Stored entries
—————

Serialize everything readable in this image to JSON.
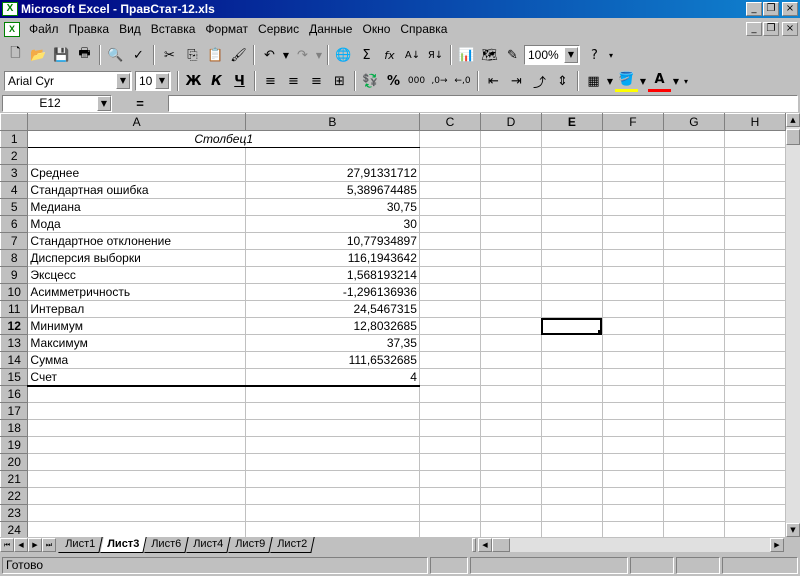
{
  "window": {
    "title": "Microsoft Excel - ПравСтат-12.xls",
    "buttons": [
      "_",
      "❐",
      "×"
    ]
  },
  "menu": {
    "items": [
      "Файл",
      "Правка",
      "Вид",
      "Вставка",
      "Формат",
      "Сервис",
      "Данные",
      "Окно",
      "Справка"
    ],
    "doc_buttons": [
      "_",
      "❐",
      "×"
    ]
  },
  "toolbar1": {
    "icons": [
      "new-icon",
      "open-icon",
      "save-icon",
      "print-icon",
      "print-preview-icon",
      "spelling-icon",
      "cut-icon",
      "copy-icon",
      "paste-icon",
      "format-painter-icon",
      "undo-icon",
      "redo-icon",
      "web-icon",
      "autosum-icon",
      "function-icon",
      "sort-asc-icon",
      "sort-desc-icon",
      "chart-wizard-icon",
      "map-icon",
      "drawing-icon",
      "help-icon"
    ],
    "zoom": "100%"
  },
  "toolbar2": {
    "font": "Arial Cyr",
    "size": "10",
    "bold": "Ж",
    "italic": "К",
    "underline": "Ч",
    "percent": "%",
    "thousands": "000",
    "font_color_letter": "A"
  },
  "formula": {
    "cell_ref": "E12",
    "equals": "=",
    "value": ""
  },
  "grid": {
    "columns": [
      "A",
      "B",
      "C",
      "D",
      "E",
      "F",
      "G",
      "H"
    ],
    "active_column": "E",
    "active_row": 12,
    "header": "Столбец1",
    "rows": [
      {
        "n": "1",
        "a": "",
        "b": ""
      },
      {
        "n": "2",
        "a": "",
        "b": ""
      },
      {
        "n": "3",
        "a": "Среднее",
        "b": "27,91331712"
      },
      {
        "n": "4",
        "a": "Стандартная ошибка",
        "b": "5,389674485"
      },
      {
        "n": "5",
        "a": "Медиана",
        "b": "30,75"
      },
      {
        "n": "6",
        "a": "Мода",
        "b": "30"
      },
      {
        "n": "7",
        "a": "Стандартное отклонение",
        "b": "10,77934897"
      },
      {
        "n": "8",
        "a": "Дисперсия выборки",
        "b": "116,1943642"
      },
      {
        "n": "9",
        "a": "Эксцесс",
        "b": "1,568193214"
      },
      {
        "n": "10",
        "a": "Асимметричность",
        "b": "-1,296136936"
      },
      {
        "n": "11",
        "a": "Интервал",
        "b": "24,5467315"
      },
      {
        "n": "12",
        "a": "Минимум",
        "b": "12,8032685"
      },
      {
        "n": "13",
        "a": "Максимум",
        "b": "37,35"
      },
      {
        "n": "14",
        "a": "Сумма",
        "b": "111,6532685"
      },
      {
        "n": "15",
        "a": "Счет",
        "b": "4"
      },
      {
        "n": "16",
        "a": "",
        "b": ""
      },
      {
        "n": "17",
        "a": "",
        "b": ""
      },
      {
        "n": "18",
        "a": "",
        "b": ""
      },
      {
        "n": "19",
        "a": "",
        "b": ""
      },
      {
        "n": "20",
        "a": "",
        "b": ""
      },
      {
        "n": "21",
        "a": "",
        "b": ""
      },
      {
        "n": "22",
        "a": "",
        "b": ""
      },
      {
        "n": "23",
        "a": "",
        "b": ""
      },
      {
        "n": "24",
        "a": "",
        "b": ""
      }
    ]
  },
  "sheets": {
    "tabs": [
      "Лист1",
      "Лист3",
      "Лист6",
      "Лист4",
      "Лист9",
      "Лист2"
    ],
    "active": "Лист3"
  },
  "status": {
    "text": "Готово"
  }
}
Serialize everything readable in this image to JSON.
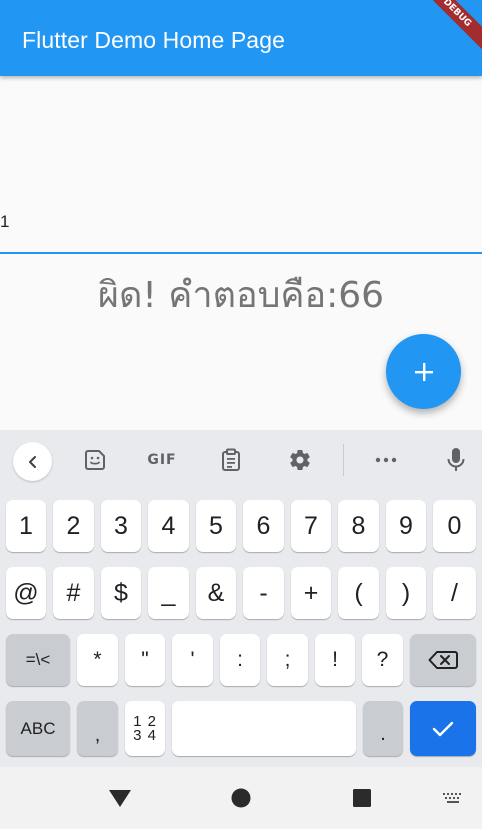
{
  "app_bar": {
    "title": "Flutter Demo Home Page",
    "debug_banner": "DEBUG",
    "color": "#2196f3"
  },
  "content": {
    "text_field_value": "1",
    "result_text": "ผิด! คำตอบคือ:66"
  },
  "fab": {
    "icon": "plus-icon",
    "color": "#2196f3"
  },
  "keyboard": {
    "toolbar": {
      "items": [
        "back-icon",
        "sticker-icon",
        "gif-icon",
        "clipboard-icon",
        "settings-icon",
        "more-icon",
        "mic-icon"
      ],
      "gif_label": "GIF"
    },
    "row1": [
      "1",
      "2",
      "3",
      "4",
      "5",
      "6",
      "7",
      "8",
      "9",
      "0"
    ],
    "row2": [
      "@",
      "#",
      "$",
      "_",
      "&",
      "-",
      "+",
      "(",
      ")",
      "/"
    ],
    "row3": {
      "shift_label": "=\\<",
      "keys": [
        "*",
        "\"",
        "'",
        ":",
        ";",
        "!",
        "?"
      ],
      "backspace_icon": "backspace-icon"
    },
    "row4": {
      "abc_label": "ABC",
      "comma": ",",
      "num_layout_top": "1 2",
      "num_layout_bottom": "3 4",
      "period": ".",
      "enter_icon": "check-icon",
      "enter_color": "#1a73e8"
    }
  },
  "navbar": {
    "items": [
      "back-triangle-icon",
      "home-circle-icon",
      "recents-square-icon",
      "keyboard-switch-icon"
    ]
  }
}
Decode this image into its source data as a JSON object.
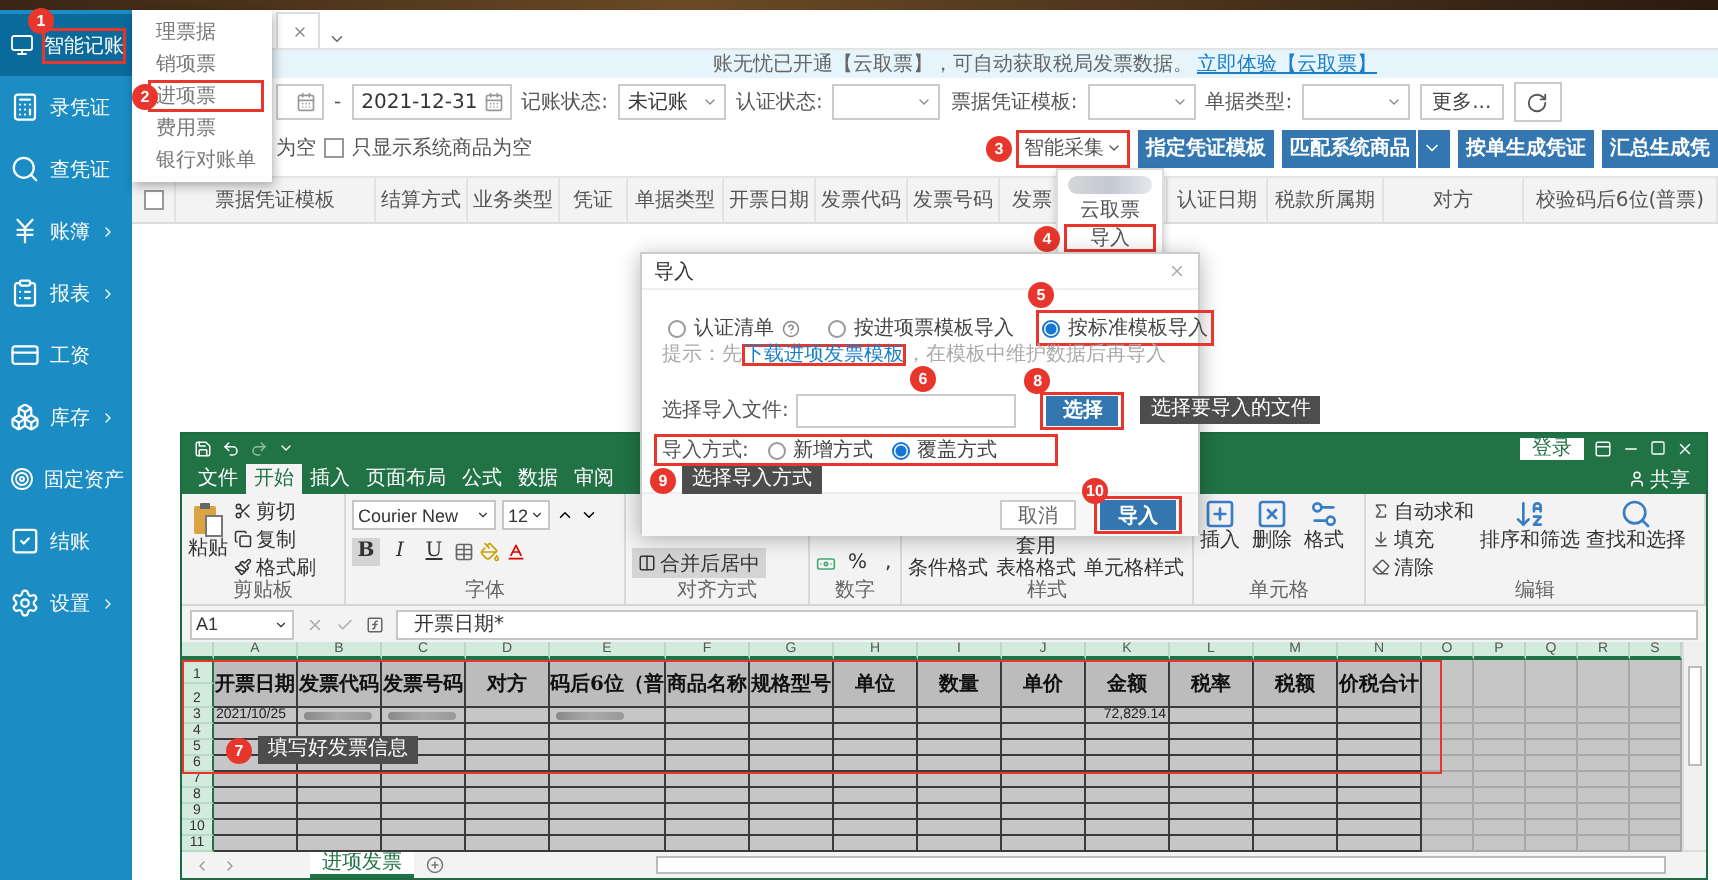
{
  "sidebar": {
    "items": [
      {
        "label": "智能记账",
        "selected": true,
        "arrow": false,
        "highlighted": true,
        "callout": "1"
      },
      {
        "label": "录凭证",
        "selected": false,
        "arrow": false,
        "highlighted": false
      },
      {
        "label": "查凭证",
        "selected": false,
        "arrow": false,
        "highlighted": false
      },
      {
        "label": "账簿",
        "selected": false,
        "arrow": true,
        "highlighted": false
      },
      {
        "label": "报表",
        "selected": false,
        "arrow": true,
        "highlighted": false
      },
      {
        "label": "工资",
        "selected": false,
        "arrow": false,
        "highlighted": false
      },
      {
        "label": "库存",
        "selected": false,
        "arrow": true,
        "highlighted": false
      },
      {
        "label": "固定资产",
        "selected": false,
        "arrow": false,
        "highlighted": false
      },
      {
        "label": "结账",
        "selected": false,
        "arrow": false,
        "highlighted": false
      },
      {
        "label": "设置",
        "selected": false,
        "arrow": true,
        "highlighted": false
      }
    ]
  },
  "submenu": {
    "items": [
      {
        "label": "理票据",
        "highlighted": false
      },
      {
        "label": "销项票",
        "highlighted": false
      },
      {
        "label": "进项票",
        "highlighted": true,
        "callout": "2"
      },
      {
        "label": "费用票",
        "highlighted": false
      },
      {
        "label": "银行对账单",
        "highlighted": false
      }
    ]
  },
  "banner": {
    "text": "账无忧已开通【云取票】，可自动获取税局发票数据。",
    "link": "立即体验【云取票】"
  },
  "filters": {
    "separator": "-",
    "date_end": "2021-12-31",
    "selects": [
      {
        "label": "记账状态:",
        "value": "未记账"
      },
      {
        "label": "认证状态:"
      },
      {
        "label": "票据凭证模板:"
      },
      {
        "label": "单据类型:"
      }
    ],
    "more": "更多..."
  },
  "options": {
    "partial_label": "为空",
    "checkbox": {
      "label": "只显示系统商品为空",
      "checked": false
    }
  },
  "toolbar": {
    "collect": {
      "label": "智能采集",
      "highlighted": true,
      "callout": "3"
    },
    "buttons": [
      {
        "label": "指定凭证模板",
        "split": false
      },
      {
        "label": "匹配系统商品",
        "split": true
      },
      {
        "label": "按单生成凭证",
        "split": false
      },
      {
        "label": "汇总生成凭",
        "split": false
      }
    ]
  },
  "collect_menu": {
    "items": [
      {
        "kind": "blurred"
      },
      {
        "kind": "item",
        "label": "云取票",
        "highlighted": false
      },
      {
        "kind": "item",
        "label": "导入",
        "highlighted": true,
        "callout": "4"
      }
    ]
  },
  "table": {
    "select_all": false,
    "columns": [
      "票据凭证模板",
      "结算方式",
      "业务类型",
      "凭证",
      "单据类型",
      "开票日期",
      "发票代码",
      "发票号码",
      "发票",
      "认证日期",
      "税款所属期",
      "对方",
      "校验码后6位(普票)"
    ]
  },
  "excel": {
    "login": "登录",
    "share": "共享",
    "tabs": [
      {
        "label": "文件",
        "selected": false
      },
      {
        "label": "开始",
        "selected": true
      },
      {
        "label": "插入",
        "selected": false
      },
      {
        "label": "页面布局",
        "selected": false
      },
      {
        "label": "公式",
        "selected": false
      },
      {
        "label": "数据",
        "selected": false
      },
      {
        "label": "审阅",
        "selected": false
      }
    ],
    "ribbon": {
      "paste": "粘贴",
      "clipboard_items": [
        "剪切",
        "复制",
        "格式刷"
      ],
      "clipboard": "剪贴板",
      "font_name": "Courier New",
      "font_size": "12",
      "font_buttons": [
        "B",
        "I",
        "U"
      ],
      "font": "字体",
      "merge": "合并后居中",
      "alignment": "对齐方式",
      "number_buttons": [
        "%",
        ","
      ],
      "number": "数字",
      "styles_items": [
        [
          "条件格式"
        ],
        [
          "套用",
          "表格格式"
        ],
        [
          "单元格样式"
        ]
      ],
      "styles": "样式",
      "cells_items": [
        "插入",
        "删除",
        "格式"
      ],
      "cells": "单元格",
      "edit_items": [
        "自动求和",
        "填充",
        "清除"
      ],
      "edit_big": [
        "排序和筛选",
        "查找和选择"
      ],
      "editing": "编辑"
    },
    "name_box": "A1",
    "formula": "开票日期*",
    "columns": [
      "A",
      "B",
      "C",
      "D",
      "E",
      "F",
      "G",
      "H",
      "I",
      "J",
      "K",
      "L",
      "M",
      "N",
      "O",
      "P",
      "Q",
      "R",
      "S"
    ],
    "headers": [
      "开票日期",
      "发票代码",
      "发票号码",
      "对方",
      "码后6位（普",
      "商品名称",
      "规格型号",
      "单位",
      "数量",
      "单价",
      "金额",
      "税率",
      "税额",
      "价税合计"
    ],
    "row_numbers": [
      "1",
      "2",
      "3",
      "4",
      "5",
      "6",
      "7",
      "8",
      "9",
      "10",
      "11"
    ],
    "rows": [
      [
        {
          "kind": "text",
          "value": "2021/10/25"
        },
        {
          "kind": "blurred"
        },
        {
          "kind": "blurred"
        },
        {
          "kind": "empty"
        },
        {
          "kind": "blurred"
        },
        {
          "kind": "empty"
        },
        {
          "kind": "empty"
        },
        {
          "kind": "empty"
        },
        {
          "kind": "empty"
        },
        {
          "kind": "empty"
        },
        {
          "kind": "number",
          "value": "72,829.14"
        }
      ]
    ],
    "grid_callout": {
      "number": "7",
      "note": "填写好发票信息"
    },
    "sheet_tab": "进项发票"
  },
  "dialog": {
    "title": "导入",
    "sources": [
      {
        "label": "认证清单",
        "help": true,
        "selected": false,
        "highlighted": false
      },
      {
        "label": "按进项票模板导入",
        "selected": false,
        "highlighted": false
      },
      {
        "label": "按标准模板导入",
        "selected": true,
        "highlighted": true,
        "callout": "5"
      }
    ],
    "hint_prefix": "提示：先",
    "hint_link": "下载进项发票模板",
    "hint_suffix": "，在模板中维护数据后再导入",
    "hint_callout": "6",
    "file_label": "选择导入文件:",
    "choose_button": "选择",
    "choose_callout": {
      "number": "8",
      "note": "选择要导入的文件"
    },
    "mode_label": "导入方式:",
    "modes": [
      {
        "label": "新增方式",
        "selected": false
      },
      {
        "label": "覆盖方式",
        "selected": true
      }
    ],
    "mode_callout": {
      "number": "9",
      "note": "选择导入方式"
    },
    "buttons": [
      {
        "label": "取消",
        "kind": "secondary",
        "highlighted": false
      },
      {
        "label": "导入",
        "kind": "primary",
        "highlighted": true,
        "callout": "10"
      }
    ]
  }
}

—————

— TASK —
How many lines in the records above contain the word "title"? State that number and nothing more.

— OUTPUT FOR THIS EXERCISE —
3